The moment I hopped into my Uber cab at the airport, I knew the next four months would be filled with excitement, cultural adjustment, and growth. I sat in the passenger seat with the driver to my right and watched him drive on the left side of the road. My chest tightened and my foot pressed on the imaginary brakes every time he took a turn. I could hear my friends whispering in the back seats something about fanny packs. I joined the conversation by loudly expressing, “I LOVE fanny packs!” Their mouths dropped, while the cab driver tried holding in a laugh. I later learned the word “fanny” means “pussy” in England. Woops.
My group of thirty students live in a flat in South Kensington right across from Hyde Park, a posh area where people wear nice clothes and drive expensive cars. Each floor has suite-style bedrooms with groups of two to four in each, two kitchens, and a living room. Back in the U.S., my rural campuses are split in two with females living on one and males living on the other. We had community bathrooms in the dorms and buffet-style meals in the dining halls. However, the flats in London are mixed with my guy friends sleeping right next door. One morning when I left my bedroom, one of my flat mates came out of his room with just a towel wrapped around his hips, and I had to take a second look at him. I am learning to patiently share one bathroom with my two roommates. The group is learning how to share the kitchen spaces together and keeping them clear of dirty dishes. Even though I grew up in a big family, this was all new to me.
Shopping at the grocery store in London is also a different experience. The expiration dates are shorter because the foods are made without preservatives or unnecessary chemicals. It is not like driving to Costco and filling up the shopping carts to buy foods in bulk. The fresh produce is more affordable, so I fill my shelf in the refrigerator with red bell peppers, tomatoes, and spinach; good for a refreshing salad or an egg scramble. I get my fruits by taking the underground train to Borough Market and purchasing a bundle of seven bananas for one pound. I am surrounded by an abundance of healthy foods, and the foodie in me LOVES it!
Mexican food is not popular in London, so it is hard to find a place that serves some. I was craving chicken enchiladas and headed to Sainsbury’s, the grocery store, with my list in one hand and my reusable bags in the other. I went through my list but could not find enchilada sauce anywhere. I panicked a little before I found an enchilada sauce recipe online that called for a mix of tomato sauce and spices. My next challenge was searching for tomato sauce, imagining I would find some in a can, like the kind I am used to. After much frustration, I nervously settled for a plastic bottle of sieved tomatoes. The enchiladas turned out delicious, and I learned to be more flexible when looking for something I need.

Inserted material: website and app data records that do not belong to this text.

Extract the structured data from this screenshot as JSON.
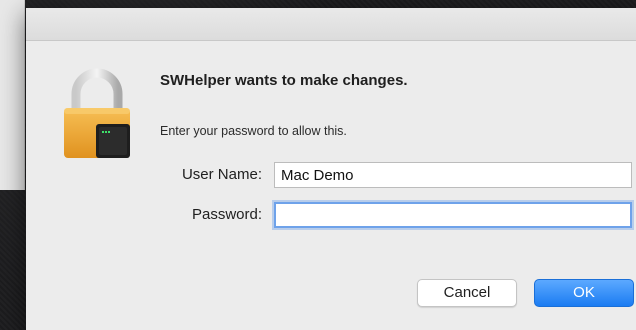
{
  "dialog": {
    "heading": "SWHelper wants to make changes.",
    "message": "Enter your password to allow this.",
    "icon": "lock-icon",
    "username": {
      "label": "User Name:",
      "value": "Mac Demo"
    },
    "password": {
      "label": "Password:",
      "value": ""
    },
    "buttons": {
      "cancel": "Cancel",
      "ok": "OK"
    }
  },
  "colors": {
    "accent": "#1b7cf2",
    "focus_ring": "#6ea2ea",
    "lock_gold": "#f0a93a"
  }
}
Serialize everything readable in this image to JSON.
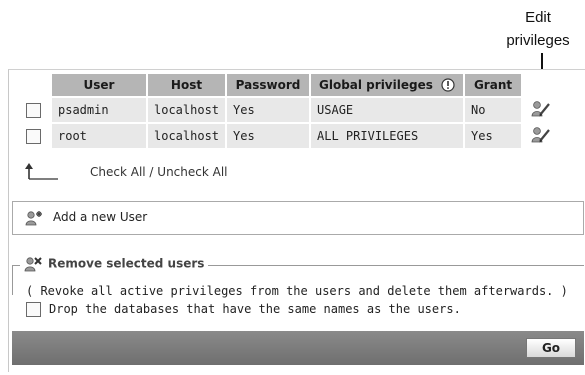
{
  "callout": {
    "line1": "Edit",
    "line2": "privileges"
  },
  "table": {
    "headers": [
      "User",
      "Host",
      "Password",
      "Global privileges",
      "Grant"
    ],
    "rows": [
      {
        "user": "psadmin",
        "host": "localhost",
        "password": "Yes",
        "privileges": "USAGE",
        "grant": "No"
      },
      {
        "user": "root",
        "host": "localhost",
        "password": "Yes",
        "privileges": "ALL PRIVILEGES",
        "grant": "Yes"
      }
    ]
  },
  "check_all": {
    "check": "Check All",
    "separator": " / ",
    "uncheck": "Uncheck All"
  },
  "add_user": {
    "label": "Add a new User"
  },
  "remove": {
    "legend": "Remove selected users",
    "description": "( Revoke all active privileges from the users and delete them afterwards. )",
    "drop_label": "Drop the databases that have the same names as the users."
  },
  "footer": {
    "go_label": "Go"
  },
  "icons": {
    "info": "info-icon",
    "edit": "edit-privileges-icon",
    "add_user": "add-user-icon",
    "remove_user": "remove-user-icon"
  }
}
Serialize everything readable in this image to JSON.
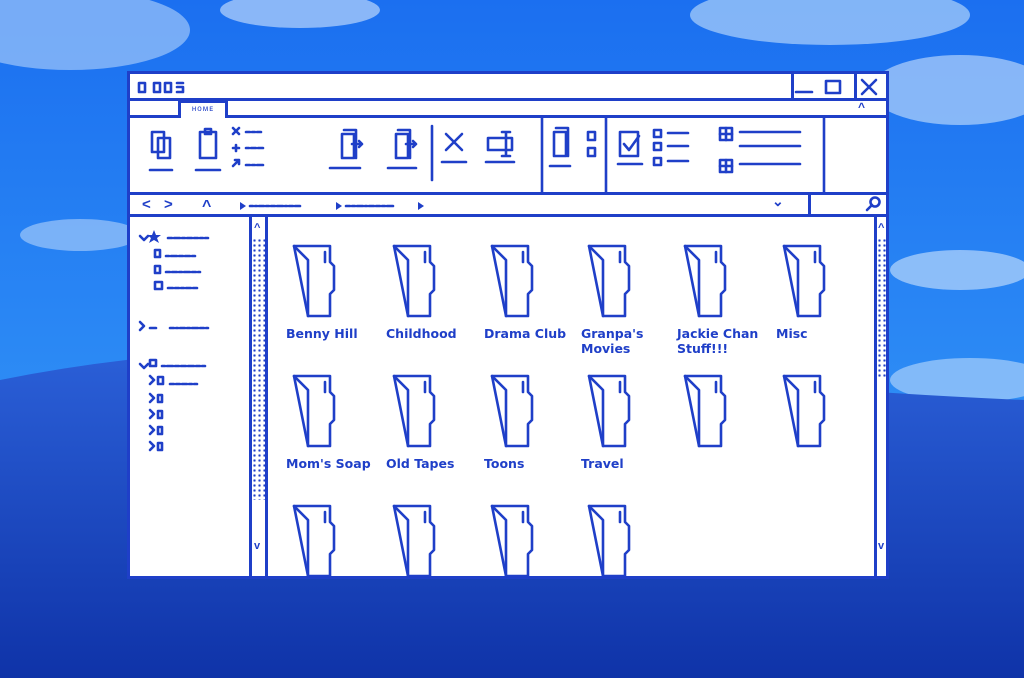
{
  "window": {
    "title_controls": {
      "minimize": "—",
      "maximize": "□",
      "close": "✕"
    },
    "tab_label": "ʜᴏᴍᴇ",
    "collapse_ribbon": "^"
  },
  "nav": {
    "back": "<",
    "forward": ">",
    "up": "^",
    "dropdown": "⌄"
  },
  "folders": [
    {
      "name": "Benny Hill"
    },
    {
      "name": "Childhood"
    },
    {
      "name": "Drama Club"
    },
    {
      "name": "Granpa's Movies"
    },
    {
      "name": "Jackie Chan Stuff!!!"
    },
    {
      "name": "Misc"
    },
    {
      "name": "Mom's Soap"
    },
    {
      "name": "Old Tapes"
    },
    {
      "name": "Toons"
    },
    {
      "name": "Travel"
    },
    {
      "name": ""
    },
    {
      "name": ""
    },
    {
      "name": ""
    },
    {
      "name": ""
    },
    {
      "name": ""
    },
    {
      "name": ""
    }
  ],
  "colors": {
    "ink": "#1f3fc8",
    "sky": "#1a5fe0",
    "window": "#ffffff"
  },
  "icons": [
    "copy-icon",
    "paste-icon",
    "cut-icon",
    "move-icon",
    "copy-to-icon",
    "delete-icon",
    "rename-icon",
    "new-folder-icon",
    "properties-icon",
    "select-icon",
    "grid-view-icon",
    "search-icon",
    "star-icon"
  ]
}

Although I recently visited London, a city I assumed to have a similar culture to America, I experienced culture shock and more frustrations than I thought. The language and food can be different. For example, Londoners say toilets instead of bathrooms and chips instead of French fries. The peanut butter is not as sweet, and the grocery stores do not sell instant macaroni and cheese. I had to learn to live with people, who were strangers at first, in close corridors. I struggled with my first few days in London, but I now call this city my home. The little things can make a difference to adjusting in a new home, but it is important to be patient, have an open-mind, and know that everything will be alright.